And this too is the disaster; the way it disassociates the person from her life, leading her to side against herself. The super-ego voice becomes a voice of punishing desublimation: if only you hadn’t believed the adults when they told you that something was just a game, that there was more to life than competition, that kindness is a virtue. The failure to remain true to your pre-adolescent self stings. Maturity feels like failure.
The disaster does not allow us to entertain this question: what have you done to gain knowledge of the disaster? The quality of the first published responses is extremely high. It’s barely 7 AM and Andrew Sullivan elegizes the Republic:
A country designed to resist tyranny has now embraced it. A constitution designed to prevent democracy taking over everything has now succumbed to it. A country once defined by self-government has openly, clearly, enthusiastically delivered its fate into the hands of one man to do as he sees fit. After 240 years, an idea that once inspired the world has finally repealed itself. We the people did it.
David Remnick’s New Yorker editorial managed to synthesize the entire two-year electoral process while expressing mourning and outrage, and, like Sullivan, offering the inevitable Orwell quotation, although from a more unexpected source. I am impressed by the brilliance of the man’s mind, to be able to put together so much, so quickly, while clearly fighting off despair. The New York Times editorial and front page lede, after their fashion, were similar masterpieces of American journalism’s best Olympian mode, the view from on high in the age of immediate response: “By challenging every norm of American politics, Mr. Trump upended first the Republican Party and now the Democratic Party, which attempted a Clinton restoration at a moment when the nation was impatient to escape the status quo. Misogyny and racism played their part in his rise, but so did a fierce and even heedless desire for change. That change has now placed the United States on a precipice.” It’s hard to read these without also thinking that they are eulogies for a style, a mode of discourse that will be, in addition to so much else, a casualty of Trump’s victory. “We still have the best words” but there is now an emphatic separation placed between those who write the words and the necessary fraction of people who must be moved by them in order to change our politics.
Among certain “primitive” people (those whose society knows no State), the chief must prove his dominion over words: silence is forbidden him. Yet it is not required that anyone listen to him. Indeed, no one pays attention to the chief’s word, and he, in fact, says nothing . . . This is what awaits us, the shell game, the con, the void. Already Peter Thiel, oracle of the new administration is quoted telling the media that it is wrong to take Trump literally, that his screaming supporters long ago understood that “the wall” and the “Mexican rapists” and all that were merely a form of symbolic language, not proposals but a ritualistic enactment of a rite, a rite that would give power back to these people.

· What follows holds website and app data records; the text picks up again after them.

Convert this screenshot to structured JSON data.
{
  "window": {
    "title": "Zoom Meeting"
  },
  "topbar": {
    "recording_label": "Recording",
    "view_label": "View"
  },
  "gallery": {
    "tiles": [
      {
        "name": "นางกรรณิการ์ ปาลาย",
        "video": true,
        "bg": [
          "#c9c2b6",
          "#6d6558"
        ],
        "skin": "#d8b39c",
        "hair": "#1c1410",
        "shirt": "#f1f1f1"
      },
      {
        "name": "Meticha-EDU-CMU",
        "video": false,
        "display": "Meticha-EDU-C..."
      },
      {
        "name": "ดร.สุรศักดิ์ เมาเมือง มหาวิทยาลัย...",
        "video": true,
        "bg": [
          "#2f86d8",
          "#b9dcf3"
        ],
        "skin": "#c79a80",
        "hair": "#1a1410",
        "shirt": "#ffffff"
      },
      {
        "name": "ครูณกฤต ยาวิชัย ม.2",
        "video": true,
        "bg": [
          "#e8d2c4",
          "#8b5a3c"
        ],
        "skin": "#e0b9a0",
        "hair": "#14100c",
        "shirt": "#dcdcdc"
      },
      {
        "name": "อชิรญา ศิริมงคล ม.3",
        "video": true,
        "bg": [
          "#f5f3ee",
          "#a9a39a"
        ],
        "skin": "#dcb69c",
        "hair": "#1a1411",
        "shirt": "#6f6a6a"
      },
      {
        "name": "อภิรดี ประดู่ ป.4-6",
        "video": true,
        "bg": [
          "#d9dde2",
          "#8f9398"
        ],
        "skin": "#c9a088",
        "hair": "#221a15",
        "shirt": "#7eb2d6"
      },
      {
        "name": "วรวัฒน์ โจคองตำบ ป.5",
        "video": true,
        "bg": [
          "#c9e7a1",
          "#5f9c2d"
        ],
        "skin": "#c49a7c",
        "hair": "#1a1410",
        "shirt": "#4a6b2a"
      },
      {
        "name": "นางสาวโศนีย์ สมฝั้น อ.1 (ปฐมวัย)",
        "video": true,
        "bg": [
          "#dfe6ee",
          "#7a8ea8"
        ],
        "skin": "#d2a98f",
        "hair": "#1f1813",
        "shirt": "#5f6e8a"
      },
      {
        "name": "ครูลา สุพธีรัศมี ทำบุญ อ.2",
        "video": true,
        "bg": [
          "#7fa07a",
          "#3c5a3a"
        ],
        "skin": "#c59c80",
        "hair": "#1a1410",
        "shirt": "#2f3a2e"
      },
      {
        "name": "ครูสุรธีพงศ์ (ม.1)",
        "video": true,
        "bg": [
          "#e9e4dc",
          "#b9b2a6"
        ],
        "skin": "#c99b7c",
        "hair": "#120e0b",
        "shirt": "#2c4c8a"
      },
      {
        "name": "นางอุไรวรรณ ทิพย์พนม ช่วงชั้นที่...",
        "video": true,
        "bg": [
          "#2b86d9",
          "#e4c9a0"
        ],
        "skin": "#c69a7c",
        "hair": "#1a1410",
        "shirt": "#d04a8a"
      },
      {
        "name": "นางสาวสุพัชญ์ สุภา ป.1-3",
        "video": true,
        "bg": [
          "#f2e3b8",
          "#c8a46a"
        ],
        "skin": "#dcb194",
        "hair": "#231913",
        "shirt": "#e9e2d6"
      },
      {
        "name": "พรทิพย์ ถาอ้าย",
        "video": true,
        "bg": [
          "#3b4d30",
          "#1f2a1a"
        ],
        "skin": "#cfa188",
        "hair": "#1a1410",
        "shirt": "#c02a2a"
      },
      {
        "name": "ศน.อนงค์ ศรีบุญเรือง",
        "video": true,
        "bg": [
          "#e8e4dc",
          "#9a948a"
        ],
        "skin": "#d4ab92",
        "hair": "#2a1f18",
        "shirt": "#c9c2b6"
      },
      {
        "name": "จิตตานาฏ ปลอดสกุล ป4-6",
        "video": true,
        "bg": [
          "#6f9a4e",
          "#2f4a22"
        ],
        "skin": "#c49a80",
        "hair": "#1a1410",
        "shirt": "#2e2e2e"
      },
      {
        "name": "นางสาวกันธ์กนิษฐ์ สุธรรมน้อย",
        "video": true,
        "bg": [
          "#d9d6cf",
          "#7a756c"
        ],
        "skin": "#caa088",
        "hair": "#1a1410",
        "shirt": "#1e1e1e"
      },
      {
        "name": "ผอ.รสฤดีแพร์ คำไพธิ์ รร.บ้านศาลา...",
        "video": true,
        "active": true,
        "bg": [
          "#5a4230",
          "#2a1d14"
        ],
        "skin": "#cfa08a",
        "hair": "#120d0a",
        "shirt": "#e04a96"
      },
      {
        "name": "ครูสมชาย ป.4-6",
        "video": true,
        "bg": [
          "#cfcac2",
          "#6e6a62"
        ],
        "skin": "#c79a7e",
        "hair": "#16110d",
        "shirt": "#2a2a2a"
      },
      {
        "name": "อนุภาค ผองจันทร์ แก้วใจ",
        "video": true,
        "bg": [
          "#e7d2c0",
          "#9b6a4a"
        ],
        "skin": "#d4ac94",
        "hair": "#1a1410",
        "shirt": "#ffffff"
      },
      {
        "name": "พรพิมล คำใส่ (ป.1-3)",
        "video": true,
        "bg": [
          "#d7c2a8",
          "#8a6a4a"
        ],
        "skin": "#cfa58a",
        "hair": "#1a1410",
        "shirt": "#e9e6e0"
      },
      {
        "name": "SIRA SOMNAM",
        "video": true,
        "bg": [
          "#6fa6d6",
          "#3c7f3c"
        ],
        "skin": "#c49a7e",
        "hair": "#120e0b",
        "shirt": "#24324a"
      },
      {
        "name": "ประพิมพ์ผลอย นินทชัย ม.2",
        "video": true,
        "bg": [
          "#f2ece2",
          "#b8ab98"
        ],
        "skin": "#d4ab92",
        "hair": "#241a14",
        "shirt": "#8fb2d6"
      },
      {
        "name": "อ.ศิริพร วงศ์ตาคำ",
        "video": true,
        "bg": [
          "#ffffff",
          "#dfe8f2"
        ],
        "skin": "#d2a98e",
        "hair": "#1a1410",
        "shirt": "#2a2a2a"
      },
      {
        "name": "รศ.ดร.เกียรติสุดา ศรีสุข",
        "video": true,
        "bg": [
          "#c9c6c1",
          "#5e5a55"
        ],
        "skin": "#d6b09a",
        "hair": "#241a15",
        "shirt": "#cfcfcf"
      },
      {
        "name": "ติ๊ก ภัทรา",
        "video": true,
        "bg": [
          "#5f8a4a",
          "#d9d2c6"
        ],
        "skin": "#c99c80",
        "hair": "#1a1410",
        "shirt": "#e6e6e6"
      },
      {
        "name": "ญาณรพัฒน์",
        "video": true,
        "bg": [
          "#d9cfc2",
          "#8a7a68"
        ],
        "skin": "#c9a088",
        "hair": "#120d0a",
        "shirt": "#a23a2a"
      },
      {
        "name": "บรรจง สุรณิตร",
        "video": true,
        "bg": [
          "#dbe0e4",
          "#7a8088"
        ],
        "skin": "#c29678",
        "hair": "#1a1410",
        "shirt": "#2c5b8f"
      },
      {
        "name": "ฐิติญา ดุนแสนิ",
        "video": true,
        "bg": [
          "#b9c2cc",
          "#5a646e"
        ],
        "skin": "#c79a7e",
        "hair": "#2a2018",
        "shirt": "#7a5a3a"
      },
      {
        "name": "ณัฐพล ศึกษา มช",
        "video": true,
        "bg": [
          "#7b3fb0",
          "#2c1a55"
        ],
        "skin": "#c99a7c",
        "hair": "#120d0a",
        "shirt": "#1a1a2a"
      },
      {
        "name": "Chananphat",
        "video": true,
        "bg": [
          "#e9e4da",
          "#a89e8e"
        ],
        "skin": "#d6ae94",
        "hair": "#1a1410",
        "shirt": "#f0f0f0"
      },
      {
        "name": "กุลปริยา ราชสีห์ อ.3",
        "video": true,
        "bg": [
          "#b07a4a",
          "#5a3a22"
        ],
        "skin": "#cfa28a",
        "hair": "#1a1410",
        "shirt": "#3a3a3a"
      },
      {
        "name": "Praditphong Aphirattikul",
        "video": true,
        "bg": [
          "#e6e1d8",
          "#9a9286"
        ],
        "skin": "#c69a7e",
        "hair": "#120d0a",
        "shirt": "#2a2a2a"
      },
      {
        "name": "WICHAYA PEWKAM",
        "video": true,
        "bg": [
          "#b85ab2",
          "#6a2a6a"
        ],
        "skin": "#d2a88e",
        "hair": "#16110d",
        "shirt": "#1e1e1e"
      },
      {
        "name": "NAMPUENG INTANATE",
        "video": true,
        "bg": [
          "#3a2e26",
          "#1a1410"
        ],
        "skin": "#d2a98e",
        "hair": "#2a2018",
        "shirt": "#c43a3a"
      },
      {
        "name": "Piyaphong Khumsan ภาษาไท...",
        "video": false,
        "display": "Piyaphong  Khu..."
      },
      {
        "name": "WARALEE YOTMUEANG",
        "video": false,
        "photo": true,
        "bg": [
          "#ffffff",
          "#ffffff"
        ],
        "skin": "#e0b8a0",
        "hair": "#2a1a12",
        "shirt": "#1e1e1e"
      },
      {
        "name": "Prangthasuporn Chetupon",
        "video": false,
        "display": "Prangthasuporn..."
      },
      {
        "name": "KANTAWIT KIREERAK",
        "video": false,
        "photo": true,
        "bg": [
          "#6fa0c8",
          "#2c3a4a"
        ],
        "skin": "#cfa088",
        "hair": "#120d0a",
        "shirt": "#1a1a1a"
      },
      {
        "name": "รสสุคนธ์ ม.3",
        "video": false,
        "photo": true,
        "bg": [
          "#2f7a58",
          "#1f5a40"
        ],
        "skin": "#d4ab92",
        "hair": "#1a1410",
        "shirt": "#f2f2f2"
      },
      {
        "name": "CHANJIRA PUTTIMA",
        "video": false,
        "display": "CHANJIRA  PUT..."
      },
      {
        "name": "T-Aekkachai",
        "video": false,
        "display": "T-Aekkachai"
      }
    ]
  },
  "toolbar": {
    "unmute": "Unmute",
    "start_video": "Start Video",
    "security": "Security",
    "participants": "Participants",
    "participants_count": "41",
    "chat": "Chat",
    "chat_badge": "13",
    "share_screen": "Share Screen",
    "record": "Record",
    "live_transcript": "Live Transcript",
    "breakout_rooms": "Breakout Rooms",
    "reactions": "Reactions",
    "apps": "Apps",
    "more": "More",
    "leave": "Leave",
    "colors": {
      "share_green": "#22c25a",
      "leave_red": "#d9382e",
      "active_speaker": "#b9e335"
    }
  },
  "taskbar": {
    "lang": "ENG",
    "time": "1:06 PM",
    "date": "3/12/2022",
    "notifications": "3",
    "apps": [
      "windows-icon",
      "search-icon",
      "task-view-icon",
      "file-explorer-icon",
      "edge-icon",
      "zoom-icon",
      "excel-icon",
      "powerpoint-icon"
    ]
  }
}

That rite has now been accomplished, and the rest of us live now under its disastrous sign.